Thursday, August 12, 2010

The phantom comb (and other analogies)

I recounted on Froogville a little while back how I had finally been driven to shave my head.

I'm quite happy with my 'new look', overall. And the initial novelty is wearing off: I no longer find myself stroking my own head every couple of minutes to test the continually softening texture of the bristles.

However, it's beginning to bug me that every time I step out of the shower - every time I set foot in the bathroom for any reason, in fact - I suddenly find my comb in my hand.

I am still a good two or three months away from needing the services of a comb again. At the conscious level, I am fully aware of this. But the more primitive centres of my brain are obviously locked in a (disturbingly vain??) set pattern of "bathroom - mirror - COMB".

I am trying very hard to 'reprogram' myself, but..... every time I relax my vigilance the slightest little bit, the subconscious takes over and I'm picking up the bloody comb again.

I fear I have the same problem with drinking and bars. At the conscious level, I am very happy with my decision to abstain from alcohol this month. I don't think I've ever found it easier to undertake one of these dry spells. I'm actually, sort of, enjoying it. I'm starting to think that I could extend this run of abstinence beyond my original plan of 28 days - or at least, cut down very drastically when I do resume my wicked drinking ways.

Except that...... whenever I'm in a bar, something like The Phantom Comb Syndrome takes over: my subconscious brain doesn't get the whole not-drinking thing, and it keeps nagging me, nagging me, nagging me, two or three times every minute: "Why haven't you bought a drink yet? Why haven't you bought a drink yet? No, not that - a real drink! Why haven't you bought some alcohol yet??"

I think this is why it's such a trial for me to stay DRY if I go out on the town, why time seems to drag so terribly. It's that nasty little ingrained habit in my subconscious mind to expect an alcoholic drink every time I'm in a bar, peevishly piping up to register its complaint and bafflement every few seconds. That, I think, is what keeps reminding me of the (non-)passage of time, and can make the evenings seem so insufferably long.

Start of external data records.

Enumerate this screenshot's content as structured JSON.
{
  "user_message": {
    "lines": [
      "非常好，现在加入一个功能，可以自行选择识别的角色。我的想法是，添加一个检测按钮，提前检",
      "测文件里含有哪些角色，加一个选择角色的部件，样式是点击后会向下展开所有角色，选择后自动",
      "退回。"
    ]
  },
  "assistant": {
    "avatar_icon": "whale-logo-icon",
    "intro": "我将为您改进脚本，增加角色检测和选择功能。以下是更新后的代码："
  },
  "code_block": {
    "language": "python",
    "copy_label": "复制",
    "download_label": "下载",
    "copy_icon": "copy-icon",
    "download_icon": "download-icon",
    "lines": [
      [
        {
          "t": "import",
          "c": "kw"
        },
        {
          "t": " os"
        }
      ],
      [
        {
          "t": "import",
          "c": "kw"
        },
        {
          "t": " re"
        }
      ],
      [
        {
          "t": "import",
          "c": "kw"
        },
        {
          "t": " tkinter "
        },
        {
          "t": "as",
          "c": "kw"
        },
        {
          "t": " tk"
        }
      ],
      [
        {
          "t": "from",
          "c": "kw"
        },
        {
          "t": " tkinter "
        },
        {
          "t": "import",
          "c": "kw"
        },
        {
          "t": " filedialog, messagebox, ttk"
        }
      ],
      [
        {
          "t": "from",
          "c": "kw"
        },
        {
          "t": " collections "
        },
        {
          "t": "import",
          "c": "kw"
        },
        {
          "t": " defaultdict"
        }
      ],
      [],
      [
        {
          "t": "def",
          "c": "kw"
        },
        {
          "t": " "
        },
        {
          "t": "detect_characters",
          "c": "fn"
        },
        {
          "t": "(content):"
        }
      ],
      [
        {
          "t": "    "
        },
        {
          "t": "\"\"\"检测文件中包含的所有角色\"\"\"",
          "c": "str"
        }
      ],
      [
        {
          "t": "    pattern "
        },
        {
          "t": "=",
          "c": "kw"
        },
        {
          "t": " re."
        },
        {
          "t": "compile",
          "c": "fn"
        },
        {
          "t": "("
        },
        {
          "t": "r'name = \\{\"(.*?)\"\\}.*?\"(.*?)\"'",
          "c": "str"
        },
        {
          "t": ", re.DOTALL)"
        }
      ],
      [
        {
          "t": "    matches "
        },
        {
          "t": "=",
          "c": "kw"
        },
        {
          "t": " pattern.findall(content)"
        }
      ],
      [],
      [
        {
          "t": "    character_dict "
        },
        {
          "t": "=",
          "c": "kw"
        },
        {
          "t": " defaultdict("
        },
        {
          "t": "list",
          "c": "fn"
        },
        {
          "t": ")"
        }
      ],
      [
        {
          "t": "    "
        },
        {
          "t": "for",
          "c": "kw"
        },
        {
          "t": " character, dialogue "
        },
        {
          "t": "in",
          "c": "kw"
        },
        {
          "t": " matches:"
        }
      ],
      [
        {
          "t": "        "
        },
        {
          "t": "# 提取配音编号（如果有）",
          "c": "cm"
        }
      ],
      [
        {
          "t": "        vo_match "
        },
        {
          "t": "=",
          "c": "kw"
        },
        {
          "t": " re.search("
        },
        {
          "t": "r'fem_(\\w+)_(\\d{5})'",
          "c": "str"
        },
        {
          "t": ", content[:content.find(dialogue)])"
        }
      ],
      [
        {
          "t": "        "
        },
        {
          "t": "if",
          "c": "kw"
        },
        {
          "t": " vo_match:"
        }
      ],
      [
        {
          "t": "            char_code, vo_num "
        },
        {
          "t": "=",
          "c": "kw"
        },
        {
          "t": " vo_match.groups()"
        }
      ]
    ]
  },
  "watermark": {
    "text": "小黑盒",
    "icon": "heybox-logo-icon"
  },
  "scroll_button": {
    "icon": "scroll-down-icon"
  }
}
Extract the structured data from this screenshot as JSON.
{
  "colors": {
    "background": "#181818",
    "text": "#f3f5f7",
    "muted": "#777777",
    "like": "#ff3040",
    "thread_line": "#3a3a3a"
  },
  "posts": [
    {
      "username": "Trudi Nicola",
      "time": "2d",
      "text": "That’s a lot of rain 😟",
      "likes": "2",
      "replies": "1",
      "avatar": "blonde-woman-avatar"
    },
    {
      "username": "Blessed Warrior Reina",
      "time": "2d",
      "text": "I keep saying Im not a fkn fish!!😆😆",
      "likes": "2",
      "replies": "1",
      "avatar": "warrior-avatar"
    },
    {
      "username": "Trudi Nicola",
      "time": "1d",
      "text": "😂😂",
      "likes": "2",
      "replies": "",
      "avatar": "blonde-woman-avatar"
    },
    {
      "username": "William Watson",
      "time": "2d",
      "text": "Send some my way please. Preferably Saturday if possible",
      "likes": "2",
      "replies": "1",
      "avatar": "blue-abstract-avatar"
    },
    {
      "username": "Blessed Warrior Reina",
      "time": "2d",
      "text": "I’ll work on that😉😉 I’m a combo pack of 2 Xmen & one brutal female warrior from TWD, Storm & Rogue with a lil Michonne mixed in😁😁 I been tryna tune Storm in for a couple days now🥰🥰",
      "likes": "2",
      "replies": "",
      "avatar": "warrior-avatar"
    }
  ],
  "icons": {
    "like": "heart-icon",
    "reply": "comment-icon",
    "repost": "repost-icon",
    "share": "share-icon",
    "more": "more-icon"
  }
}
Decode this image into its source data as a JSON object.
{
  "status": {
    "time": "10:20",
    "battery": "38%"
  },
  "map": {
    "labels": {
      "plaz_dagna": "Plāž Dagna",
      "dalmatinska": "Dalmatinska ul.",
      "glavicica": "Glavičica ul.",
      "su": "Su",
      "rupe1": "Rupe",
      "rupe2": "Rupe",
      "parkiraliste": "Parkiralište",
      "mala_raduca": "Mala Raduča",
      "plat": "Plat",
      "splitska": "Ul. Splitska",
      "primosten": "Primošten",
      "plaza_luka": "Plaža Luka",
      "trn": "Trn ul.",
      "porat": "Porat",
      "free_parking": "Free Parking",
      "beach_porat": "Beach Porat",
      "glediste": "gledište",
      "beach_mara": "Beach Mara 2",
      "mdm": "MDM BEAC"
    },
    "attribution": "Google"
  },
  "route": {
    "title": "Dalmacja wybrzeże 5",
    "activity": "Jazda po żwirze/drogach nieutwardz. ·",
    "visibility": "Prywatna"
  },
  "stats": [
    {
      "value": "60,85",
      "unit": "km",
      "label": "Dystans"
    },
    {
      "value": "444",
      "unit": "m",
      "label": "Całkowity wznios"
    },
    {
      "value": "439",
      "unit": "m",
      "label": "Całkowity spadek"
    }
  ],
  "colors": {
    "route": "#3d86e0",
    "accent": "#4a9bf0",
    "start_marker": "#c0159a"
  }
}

Well, I suppose I have reinforced that expectation countless thousands (gawd, probably tens or hundreds of thousands) of times now. It's quite a task to try to undo that much conditioning. I'm not sure that I'm ever going to be able to throw the 'OFF' switch on that pestering inner voice.

Then again, I haven't picked up my comb for a few days now. Maybe there's hope......


The British Cowboy said...

Far from it being my habit to lecture you... :)

Maybe you should print this post out and stick it in your wallet, to read to yourself again when you exhibit your usual callousness towards smokers.

It's combining that subconscious programming with one of the greatest physical addictions...

Froog said...

Well, as you know, Cowboy, I have the highest respect for smokers who are trying - even with limited success - to give up, precisely because I appreciate how very difficult it is.

However, I have enormous contempt for those who perversely or complacently persist in the habit - and make fatuous attempts to defend or justify their vice, and their supposed 'right' to practise it in public (in disregard of the hugely negative impact it may have on the health and comfort of others).